What you have to do :: The entries follow. Copy every line in which "买家所选物流" appears.

◆ ◆ ◆ ◆ ◆

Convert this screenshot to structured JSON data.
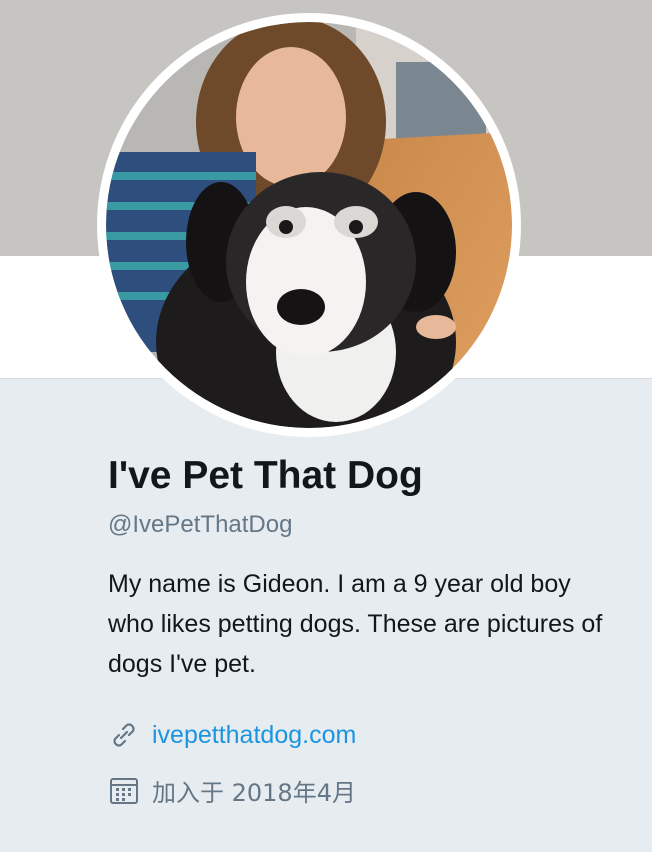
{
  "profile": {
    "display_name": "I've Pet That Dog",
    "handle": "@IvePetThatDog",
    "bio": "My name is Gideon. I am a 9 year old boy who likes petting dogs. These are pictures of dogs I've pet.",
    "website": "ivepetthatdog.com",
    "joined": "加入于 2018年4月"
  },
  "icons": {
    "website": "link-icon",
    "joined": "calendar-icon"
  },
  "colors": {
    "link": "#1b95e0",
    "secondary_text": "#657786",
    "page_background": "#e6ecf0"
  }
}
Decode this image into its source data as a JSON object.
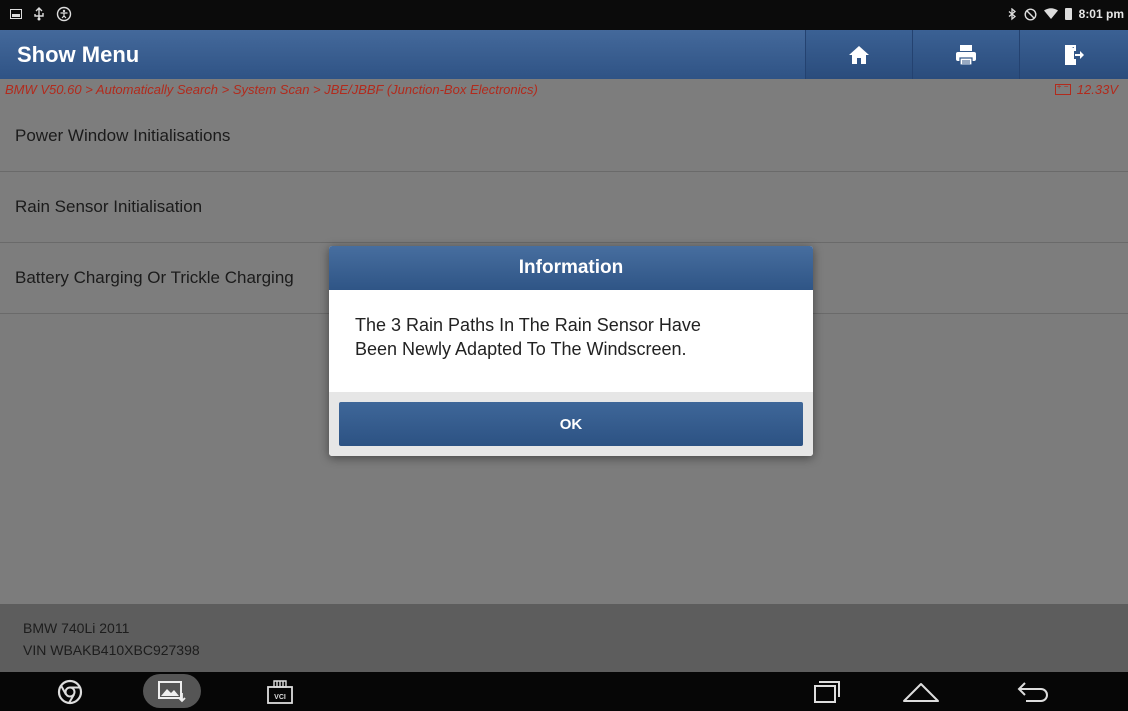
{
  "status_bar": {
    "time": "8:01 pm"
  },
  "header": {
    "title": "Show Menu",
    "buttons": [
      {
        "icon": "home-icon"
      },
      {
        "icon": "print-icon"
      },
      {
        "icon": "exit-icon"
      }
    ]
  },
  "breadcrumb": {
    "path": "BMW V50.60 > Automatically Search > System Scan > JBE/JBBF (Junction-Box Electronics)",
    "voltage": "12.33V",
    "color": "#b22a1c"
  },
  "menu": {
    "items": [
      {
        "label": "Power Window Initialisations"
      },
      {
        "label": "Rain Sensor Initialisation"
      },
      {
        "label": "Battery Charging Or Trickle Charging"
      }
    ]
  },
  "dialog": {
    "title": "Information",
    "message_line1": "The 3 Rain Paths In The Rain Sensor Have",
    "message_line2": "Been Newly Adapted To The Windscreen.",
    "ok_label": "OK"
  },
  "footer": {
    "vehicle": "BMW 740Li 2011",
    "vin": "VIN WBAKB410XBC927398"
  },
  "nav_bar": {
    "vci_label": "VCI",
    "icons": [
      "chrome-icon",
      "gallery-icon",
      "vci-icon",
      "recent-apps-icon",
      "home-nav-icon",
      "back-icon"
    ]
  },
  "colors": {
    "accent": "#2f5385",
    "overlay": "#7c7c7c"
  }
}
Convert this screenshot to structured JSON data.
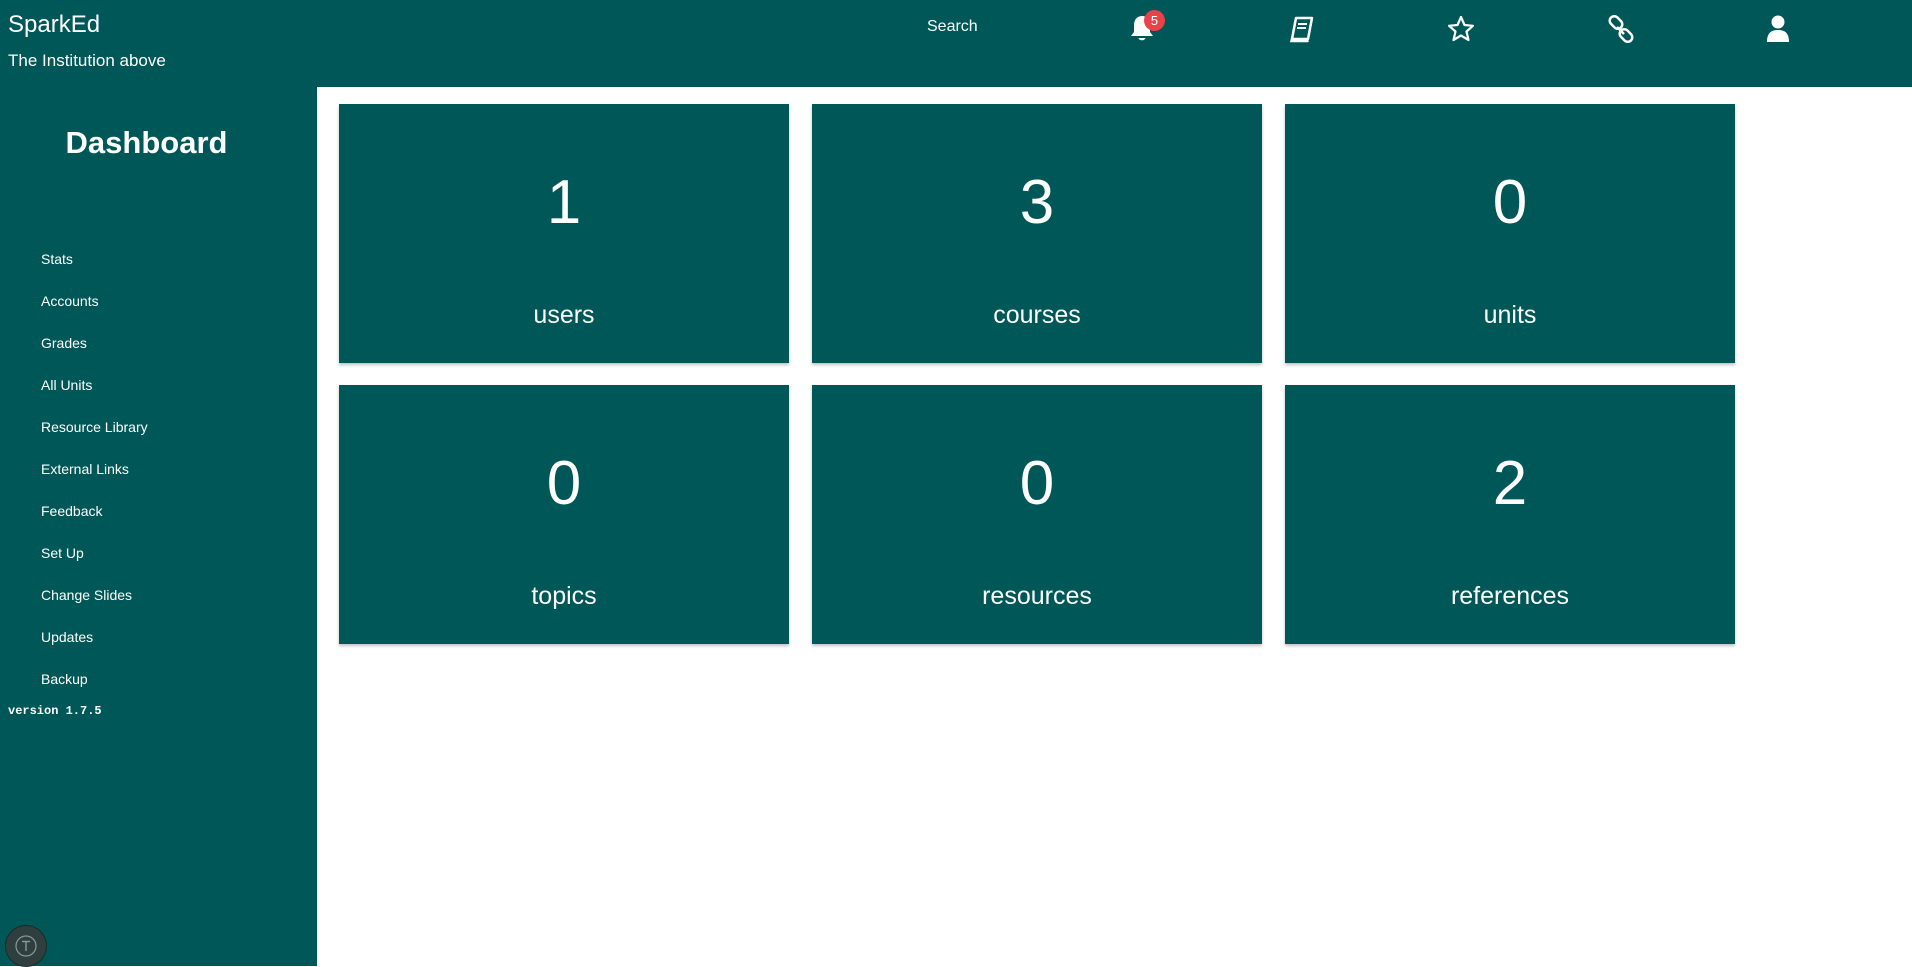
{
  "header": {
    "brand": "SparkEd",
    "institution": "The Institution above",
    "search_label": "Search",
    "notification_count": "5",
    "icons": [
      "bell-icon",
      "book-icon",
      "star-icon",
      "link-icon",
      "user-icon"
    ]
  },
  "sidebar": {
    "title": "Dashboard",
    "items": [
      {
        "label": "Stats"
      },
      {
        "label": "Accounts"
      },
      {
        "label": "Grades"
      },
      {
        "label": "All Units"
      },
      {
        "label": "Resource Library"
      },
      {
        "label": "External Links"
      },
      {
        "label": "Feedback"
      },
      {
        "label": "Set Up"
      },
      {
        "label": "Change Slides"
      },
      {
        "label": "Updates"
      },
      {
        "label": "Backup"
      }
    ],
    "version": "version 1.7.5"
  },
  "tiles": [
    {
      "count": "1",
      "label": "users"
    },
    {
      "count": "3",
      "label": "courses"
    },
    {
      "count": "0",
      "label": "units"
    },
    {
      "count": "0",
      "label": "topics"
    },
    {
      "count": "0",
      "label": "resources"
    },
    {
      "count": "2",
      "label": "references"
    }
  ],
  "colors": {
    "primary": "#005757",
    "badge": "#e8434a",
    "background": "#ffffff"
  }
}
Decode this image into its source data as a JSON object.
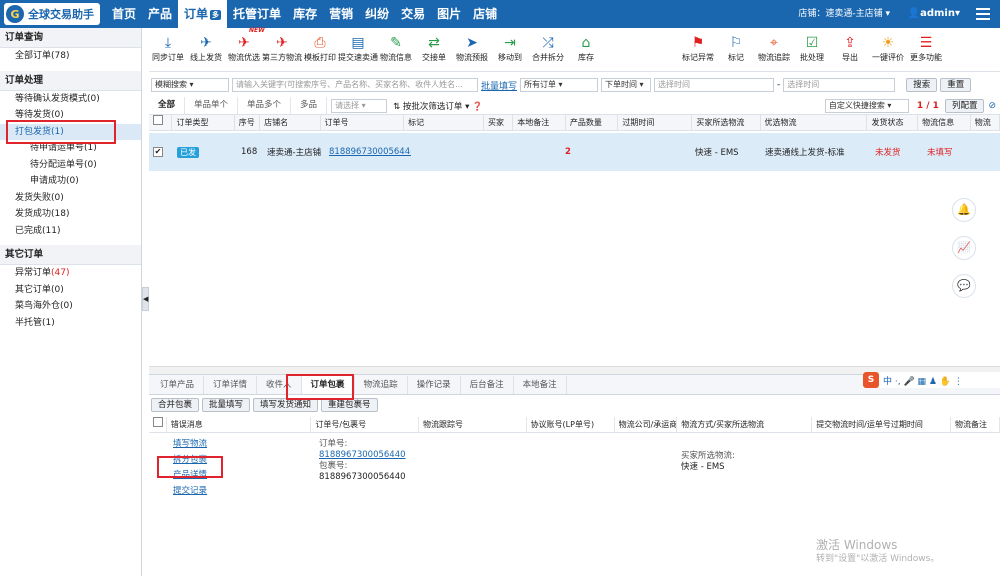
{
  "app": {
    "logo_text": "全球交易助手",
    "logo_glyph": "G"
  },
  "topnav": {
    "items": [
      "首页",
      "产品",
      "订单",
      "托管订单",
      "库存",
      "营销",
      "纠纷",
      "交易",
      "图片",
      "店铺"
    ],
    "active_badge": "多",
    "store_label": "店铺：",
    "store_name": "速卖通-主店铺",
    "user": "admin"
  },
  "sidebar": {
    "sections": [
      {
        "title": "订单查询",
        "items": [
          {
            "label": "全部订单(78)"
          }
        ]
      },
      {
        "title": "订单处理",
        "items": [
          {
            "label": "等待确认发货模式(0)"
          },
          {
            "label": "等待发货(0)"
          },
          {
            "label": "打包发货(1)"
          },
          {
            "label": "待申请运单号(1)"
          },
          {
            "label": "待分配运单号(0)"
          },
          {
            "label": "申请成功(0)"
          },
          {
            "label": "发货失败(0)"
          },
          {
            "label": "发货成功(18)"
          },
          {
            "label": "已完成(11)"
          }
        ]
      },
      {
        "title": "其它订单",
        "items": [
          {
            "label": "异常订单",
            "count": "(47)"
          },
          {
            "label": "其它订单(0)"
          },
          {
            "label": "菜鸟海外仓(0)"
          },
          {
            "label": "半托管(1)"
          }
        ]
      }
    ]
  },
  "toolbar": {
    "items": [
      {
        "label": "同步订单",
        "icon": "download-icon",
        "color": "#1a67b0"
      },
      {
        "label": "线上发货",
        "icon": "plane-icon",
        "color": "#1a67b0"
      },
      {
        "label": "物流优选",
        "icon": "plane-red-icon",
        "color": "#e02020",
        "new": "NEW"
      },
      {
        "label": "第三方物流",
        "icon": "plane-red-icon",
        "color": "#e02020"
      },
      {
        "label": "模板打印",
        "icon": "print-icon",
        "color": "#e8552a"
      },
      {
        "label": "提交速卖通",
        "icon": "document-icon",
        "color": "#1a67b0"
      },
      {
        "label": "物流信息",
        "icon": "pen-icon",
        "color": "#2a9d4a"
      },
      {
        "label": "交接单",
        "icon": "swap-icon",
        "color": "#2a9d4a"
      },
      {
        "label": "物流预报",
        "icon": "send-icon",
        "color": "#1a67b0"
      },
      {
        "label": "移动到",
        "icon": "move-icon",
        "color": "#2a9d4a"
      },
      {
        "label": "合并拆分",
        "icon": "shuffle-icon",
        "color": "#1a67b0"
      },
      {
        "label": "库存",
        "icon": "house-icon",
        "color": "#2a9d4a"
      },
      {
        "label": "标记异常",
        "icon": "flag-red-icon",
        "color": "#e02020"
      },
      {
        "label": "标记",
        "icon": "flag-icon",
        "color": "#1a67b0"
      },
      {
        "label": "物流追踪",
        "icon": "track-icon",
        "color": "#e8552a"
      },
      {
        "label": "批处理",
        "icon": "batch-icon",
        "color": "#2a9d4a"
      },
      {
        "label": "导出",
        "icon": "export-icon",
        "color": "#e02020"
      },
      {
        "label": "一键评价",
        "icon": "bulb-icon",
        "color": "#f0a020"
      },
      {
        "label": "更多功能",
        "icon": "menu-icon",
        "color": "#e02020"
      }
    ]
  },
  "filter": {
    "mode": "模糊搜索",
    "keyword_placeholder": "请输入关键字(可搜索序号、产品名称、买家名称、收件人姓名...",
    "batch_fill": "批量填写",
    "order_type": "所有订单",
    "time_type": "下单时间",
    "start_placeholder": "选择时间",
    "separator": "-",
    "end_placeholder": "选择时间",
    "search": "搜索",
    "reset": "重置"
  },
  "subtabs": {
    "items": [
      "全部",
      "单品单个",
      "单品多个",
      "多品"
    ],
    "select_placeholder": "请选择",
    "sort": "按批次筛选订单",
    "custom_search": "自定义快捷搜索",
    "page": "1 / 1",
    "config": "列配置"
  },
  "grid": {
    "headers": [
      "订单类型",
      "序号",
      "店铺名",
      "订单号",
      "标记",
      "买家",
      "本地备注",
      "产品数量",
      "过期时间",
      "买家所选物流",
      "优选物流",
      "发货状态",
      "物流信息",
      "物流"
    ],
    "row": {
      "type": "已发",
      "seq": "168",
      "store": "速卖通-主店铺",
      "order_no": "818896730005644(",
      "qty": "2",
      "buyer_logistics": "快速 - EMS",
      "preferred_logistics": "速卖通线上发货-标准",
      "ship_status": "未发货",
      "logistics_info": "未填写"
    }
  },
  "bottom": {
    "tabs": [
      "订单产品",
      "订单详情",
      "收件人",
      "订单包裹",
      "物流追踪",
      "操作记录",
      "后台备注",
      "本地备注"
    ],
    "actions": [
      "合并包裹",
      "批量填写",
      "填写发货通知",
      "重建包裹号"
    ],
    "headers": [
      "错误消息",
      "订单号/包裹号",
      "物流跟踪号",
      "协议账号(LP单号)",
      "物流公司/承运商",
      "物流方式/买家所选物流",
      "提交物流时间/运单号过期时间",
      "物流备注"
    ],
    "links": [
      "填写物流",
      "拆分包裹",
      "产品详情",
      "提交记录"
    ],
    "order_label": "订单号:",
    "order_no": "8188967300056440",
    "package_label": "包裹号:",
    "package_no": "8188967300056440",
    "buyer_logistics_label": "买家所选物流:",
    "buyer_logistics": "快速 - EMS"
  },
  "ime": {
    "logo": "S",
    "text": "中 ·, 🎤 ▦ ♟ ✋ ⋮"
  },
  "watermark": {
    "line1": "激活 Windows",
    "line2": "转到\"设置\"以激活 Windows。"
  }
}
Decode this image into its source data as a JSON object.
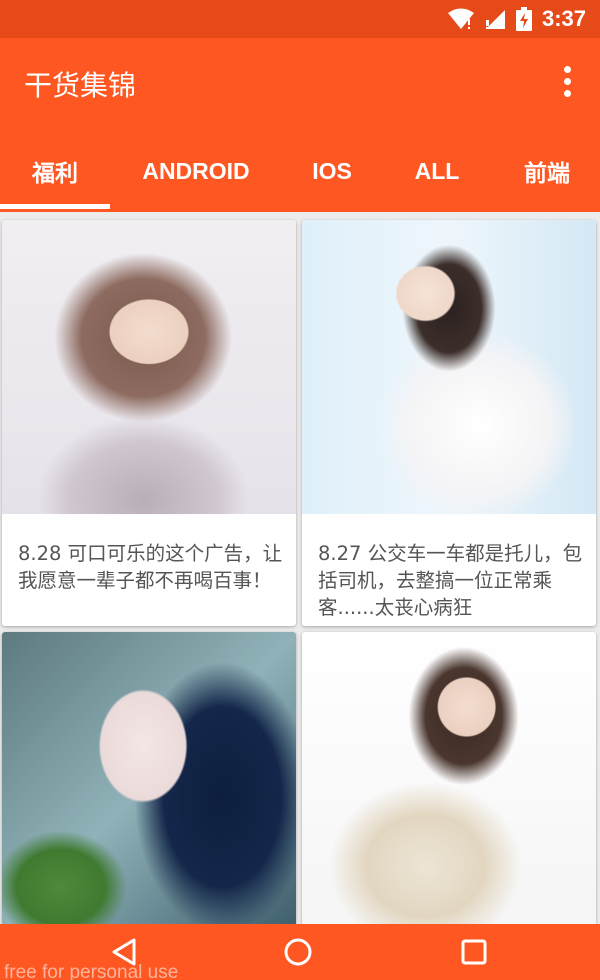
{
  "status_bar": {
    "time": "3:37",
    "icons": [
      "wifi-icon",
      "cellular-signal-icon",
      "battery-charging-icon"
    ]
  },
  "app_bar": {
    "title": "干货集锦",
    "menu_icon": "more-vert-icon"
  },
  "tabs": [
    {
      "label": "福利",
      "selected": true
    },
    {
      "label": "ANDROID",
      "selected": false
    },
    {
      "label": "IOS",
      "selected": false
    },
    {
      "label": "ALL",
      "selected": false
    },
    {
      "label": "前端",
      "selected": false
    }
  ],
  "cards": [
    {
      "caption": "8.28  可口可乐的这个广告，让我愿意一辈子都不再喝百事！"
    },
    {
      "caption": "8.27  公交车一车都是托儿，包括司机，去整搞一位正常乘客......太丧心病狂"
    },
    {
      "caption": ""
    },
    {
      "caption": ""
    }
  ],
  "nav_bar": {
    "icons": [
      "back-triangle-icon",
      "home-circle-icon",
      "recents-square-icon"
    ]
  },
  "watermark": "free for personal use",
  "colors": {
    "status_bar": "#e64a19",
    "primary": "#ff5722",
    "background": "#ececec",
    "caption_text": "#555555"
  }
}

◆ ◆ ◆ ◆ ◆

Response to the exercise ::
      "买家所选物流",
      "物流方式/买家所选物流",
    "buyer_logistics_label": "买家所选物流:",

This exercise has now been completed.